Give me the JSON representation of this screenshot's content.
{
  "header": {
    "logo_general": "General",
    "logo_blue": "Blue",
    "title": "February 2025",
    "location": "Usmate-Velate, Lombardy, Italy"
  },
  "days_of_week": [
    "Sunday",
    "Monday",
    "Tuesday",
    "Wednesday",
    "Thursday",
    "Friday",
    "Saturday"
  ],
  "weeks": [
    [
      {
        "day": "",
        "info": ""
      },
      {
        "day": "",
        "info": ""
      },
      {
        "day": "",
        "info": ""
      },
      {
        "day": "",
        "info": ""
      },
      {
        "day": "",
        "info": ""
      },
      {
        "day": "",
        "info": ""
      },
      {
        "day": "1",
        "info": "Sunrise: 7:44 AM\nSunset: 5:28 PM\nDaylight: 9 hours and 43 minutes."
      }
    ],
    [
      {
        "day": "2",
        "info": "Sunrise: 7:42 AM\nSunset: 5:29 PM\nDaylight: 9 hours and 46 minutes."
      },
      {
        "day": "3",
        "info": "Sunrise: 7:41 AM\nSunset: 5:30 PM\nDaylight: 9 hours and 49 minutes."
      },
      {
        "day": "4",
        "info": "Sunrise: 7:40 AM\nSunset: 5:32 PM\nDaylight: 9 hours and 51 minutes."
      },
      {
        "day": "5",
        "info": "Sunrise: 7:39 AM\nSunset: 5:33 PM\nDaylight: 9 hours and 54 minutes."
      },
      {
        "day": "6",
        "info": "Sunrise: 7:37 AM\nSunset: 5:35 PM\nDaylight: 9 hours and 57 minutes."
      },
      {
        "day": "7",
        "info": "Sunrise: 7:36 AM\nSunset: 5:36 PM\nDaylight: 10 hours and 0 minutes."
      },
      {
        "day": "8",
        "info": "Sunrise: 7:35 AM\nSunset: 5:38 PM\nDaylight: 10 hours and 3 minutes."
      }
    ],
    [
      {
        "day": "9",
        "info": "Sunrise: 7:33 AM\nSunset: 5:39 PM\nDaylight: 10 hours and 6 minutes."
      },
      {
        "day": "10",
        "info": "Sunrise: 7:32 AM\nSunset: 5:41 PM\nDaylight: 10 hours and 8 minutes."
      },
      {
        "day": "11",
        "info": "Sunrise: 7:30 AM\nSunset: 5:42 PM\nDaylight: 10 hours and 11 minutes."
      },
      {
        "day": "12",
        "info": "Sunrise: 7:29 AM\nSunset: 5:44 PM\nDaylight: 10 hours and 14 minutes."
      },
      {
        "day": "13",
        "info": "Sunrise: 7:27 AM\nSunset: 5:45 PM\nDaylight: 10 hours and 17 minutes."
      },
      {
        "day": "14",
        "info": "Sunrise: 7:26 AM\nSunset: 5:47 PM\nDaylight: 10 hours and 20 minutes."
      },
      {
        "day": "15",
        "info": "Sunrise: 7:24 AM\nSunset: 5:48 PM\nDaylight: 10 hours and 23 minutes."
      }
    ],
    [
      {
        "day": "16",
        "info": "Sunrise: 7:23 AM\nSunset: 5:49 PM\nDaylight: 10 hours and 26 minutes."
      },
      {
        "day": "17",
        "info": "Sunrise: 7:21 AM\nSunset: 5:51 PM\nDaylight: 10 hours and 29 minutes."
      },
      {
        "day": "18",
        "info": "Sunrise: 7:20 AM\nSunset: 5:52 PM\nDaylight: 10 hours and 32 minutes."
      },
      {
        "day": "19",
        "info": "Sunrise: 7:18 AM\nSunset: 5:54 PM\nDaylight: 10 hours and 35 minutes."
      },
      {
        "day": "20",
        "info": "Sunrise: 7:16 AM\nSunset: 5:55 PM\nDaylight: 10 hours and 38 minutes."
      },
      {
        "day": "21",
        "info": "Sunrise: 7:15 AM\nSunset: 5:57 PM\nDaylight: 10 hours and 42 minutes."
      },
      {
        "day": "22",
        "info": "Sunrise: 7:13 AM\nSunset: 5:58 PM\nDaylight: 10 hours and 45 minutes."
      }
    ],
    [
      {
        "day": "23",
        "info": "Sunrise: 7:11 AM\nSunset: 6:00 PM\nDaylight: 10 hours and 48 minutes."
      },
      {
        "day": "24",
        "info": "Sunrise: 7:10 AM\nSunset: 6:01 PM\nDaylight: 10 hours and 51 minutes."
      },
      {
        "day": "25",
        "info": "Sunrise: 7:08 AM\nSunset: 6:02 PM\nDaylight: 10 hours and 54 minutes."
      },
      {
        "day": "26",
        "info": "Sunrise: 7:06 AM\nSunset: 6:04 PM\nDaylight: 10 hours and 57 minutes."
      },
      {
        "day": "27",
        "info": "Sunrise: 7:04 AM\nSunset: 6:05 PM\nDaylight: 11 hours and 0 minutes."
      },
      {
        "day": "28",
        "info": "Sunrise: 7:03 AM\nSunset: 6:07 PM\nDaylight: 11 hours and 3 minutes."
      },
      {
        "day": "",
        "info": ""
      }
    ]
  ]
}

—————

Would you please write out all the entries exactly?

Give me the JSON representation of this screenshot's content.
{
  "header": {
    "logo_general": "General",
    "logo_blue": "Blue",
    "title": "February 2025",
    "location": "Usmate-Velate, Lombardy, Italy"
  },
  "days_of_week": [
    "Sunday",
    "Monday",
    "Tuesday",
    "Wednesday",
    "Thursday",
    "Friday",
    "Saturday"
  ],
  "weeks": [
    [
      {
        "day": "",
        "info": ""
      },
      {
        "day": "",
        "info": ""
      },
      {
        "day": "",
        "info": ""
      },
      {
        "day": "",
        "info": ""
      },
      {
        "day": "",
        "info": ""
      },
      {
        "day": "",
        "info": ""
      },
      {
        "day": "1",
        "info": "Sunrise: 7:44 AM\nSunset: 5:28 PM\nDaylight: 9 hours and 43 minutes."
      }
    ],
    [
      {
        "day": "2",
        "info": "Sunrise: 7:42 AM\nSunset: 5:29 PM\nDaylight: 9 hours and 46 minutes."
      },
      {
        "day": "3",
        "info": "Sunrise: 7:41 AM\nSunset: 5:30 PM\nDaylight: 9 hours and 49 minutes."
      },
      {
        "day": "4",
        "info": "Sunrise: 7:40 AM\nSunset: 5:32 PM\nDaylight: 9 hours and 51 minutes."
      },
      {
        "day": "5",
        "info": "Sunrise: 7:39 AM\nSunset: 5:33 PM\nDaylight: 9 hours and 54 minutes."
      },
      {
        "day": "6",
        "info": "Sunrise: 7:37 AM\nSunset: 5:35 PM\nDaylight: 9 hours and 57 minutes."
      },
      {
        "day": "7",
        "info": "Sunrise: 7:36 AM\nSunset: 5:36 PM\nDaylight: 10 hours and 0 minutes."
      },
      {
        "day": "8",
        "info": "Sunrise: 7:35 AM\nSunset: 5:38 PM\nDaylight: 10 hours and 3 minutes."
      }
    ],
    [
      {
        "day": "9",
        "info": "Sunrise: 7:33 AM\nSunset: 5:39 PM\nDaylight: 10 hours and 6 minutes."
      },
      {
        "day": "10",
        "info": "Sunrise: 7:32 AM\nSunset: 5:41 PM\nDaylight: 10 hours and 8 minutes."
      },
      {
        "day": "11",
        "info": "Sunrise: 7:30 AM\nSunset: 5:42 PM\nDaylight: 10 hours and 11 minutes."
      },
      {
        "day": "12",
        "info": "Sunrise: 7:29 AM\nSunset: 5:44 PM\nDaylight: 10 hours and 14 minutes."
      },
      {
        "day": "13",
        "info": "Sunrise: 7:27 AM\nSunset: 5:45 PM\nDaylight: 10 hours and 17 minutes."
      },
      {
        "day": "14",
        "info": "Sunrise: 7:26 AM\nSunset: 5:47 PM\nDaylight: 10 hours and 20 minutes."
      },
      {
        "day": "15",
        "info": "Sunrise: 7:24 AM\nSunset: 5:48 PM\nDaylight: 10 hours and 23 minutes."
      }
    ],
    [
      {
        "day": "16",
        "info": "Sunrise: 7:23 AM\nSunset: 5:49 PM\nDaylight: 10 hours and 26 minutes."
      },
      {
        "day": "17",
        "info": "Sunrise: 7:21 AM\nSunset: 5:51 PM\nDaylight: 10 hours and 29 minutes."
      },
      {
        "day": "18",
        "info": "Sunrise: 7:20 AM\nSunset: 5:52 PM\nDaylight: 10 hours and 32 minutes."
      },
      {
        "day": "19",
        "info": "Sunrise: 7:18 AM\nSunset: 5:54 PM\nDaylight: 10 hours and 35 minutes."
      },
      {
        "day": "20",
        "info": "Sunrise: 7:16 AM\nSunset: 5:55 PM\nDaylight: 10 hours and 38 minutes."
      },
      {
        "day": "21",
        "info": "Sunrise: 7:15 AM\nSunset: 5:57 PM\nDaylight: 10 hours and 42 minutes."
      },
      {
        "day": "22",
        "info": "Sunrise: 7:13 AM\nSunset: 5:58 PM\nDaylight: 10 hours and 45 minutes."
      }
    ],
    [
      {
        "day": "23",
        "info": "Sunrise: 7:11 AM\nSunset: 6:00 PM\nDaylight: 10 hours and 48 minutes."
      },
      {
        "day": "24",
        "info": "Sunrise: 7:10 AM\nSunset: 6:01 PM\nDaylight: 10 hours and 51 minutes."
      },
      {
        "day": "25",
        "info": "Sunrise: 7:08 AM\nSunset: 6:02 PM\nDaylight: 10 hours and 54 minutes."
      },
      {
        "day": "26",
        "info": "Sunrise: 7:06 AM\nSunset: 6:04 PM\nDaylight: 10 hours and 57 minutes."
      },
      {
        "day": "27",
        "info": "Sunrise: 7:04 AM\nSunset: 6:05 PM\nDaylight: 11 hours and 0 minutes."
      },
      {
        "day": "28",
        "info": "Sunrise: 7:03 AM\nSunset: 6:07 PM\nDaylight: 11 hours and 3 minutes."
      },
      {
        "day": "",
        "info": ""
      }
    ]
  ]
}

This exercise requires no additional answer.